Records for processing: Begin

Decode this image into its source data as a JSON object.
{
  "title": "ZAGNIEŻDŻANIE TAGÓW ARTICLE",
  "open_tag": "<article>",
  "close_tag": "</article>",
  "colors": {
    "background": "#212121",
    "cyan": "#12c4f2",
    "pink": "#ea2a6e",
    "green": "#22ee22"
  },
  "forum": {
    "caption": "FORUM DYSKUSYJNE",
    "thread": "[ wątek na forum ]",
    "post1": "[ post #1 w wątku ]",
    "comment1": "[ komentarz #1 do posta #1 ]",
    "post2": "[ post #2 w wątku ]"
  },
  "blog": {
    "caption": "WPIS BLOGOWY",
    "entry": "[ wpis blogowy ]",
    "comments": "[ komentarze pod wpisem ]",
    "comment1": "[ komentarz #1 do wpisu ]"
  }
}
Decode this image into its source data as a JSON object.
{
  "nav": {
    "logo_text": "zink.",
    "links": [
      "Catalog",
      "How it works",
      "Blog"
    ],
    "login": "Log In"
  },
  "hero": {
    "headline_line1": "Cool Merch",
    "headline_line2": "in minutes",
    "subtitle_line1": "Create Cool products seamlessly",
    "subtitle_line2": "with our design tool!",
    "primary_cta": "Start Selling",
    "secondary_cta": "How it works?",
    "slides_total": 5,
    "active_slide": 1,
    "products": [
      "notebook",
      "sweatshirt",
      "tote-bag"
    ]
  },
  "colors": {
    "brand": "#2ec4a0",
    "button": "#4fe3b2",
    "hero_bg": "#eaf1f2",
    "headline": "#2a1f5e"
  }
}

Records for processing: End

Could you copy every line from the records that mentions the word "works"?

      "How it works",
    "secondary_cta": "How it works?",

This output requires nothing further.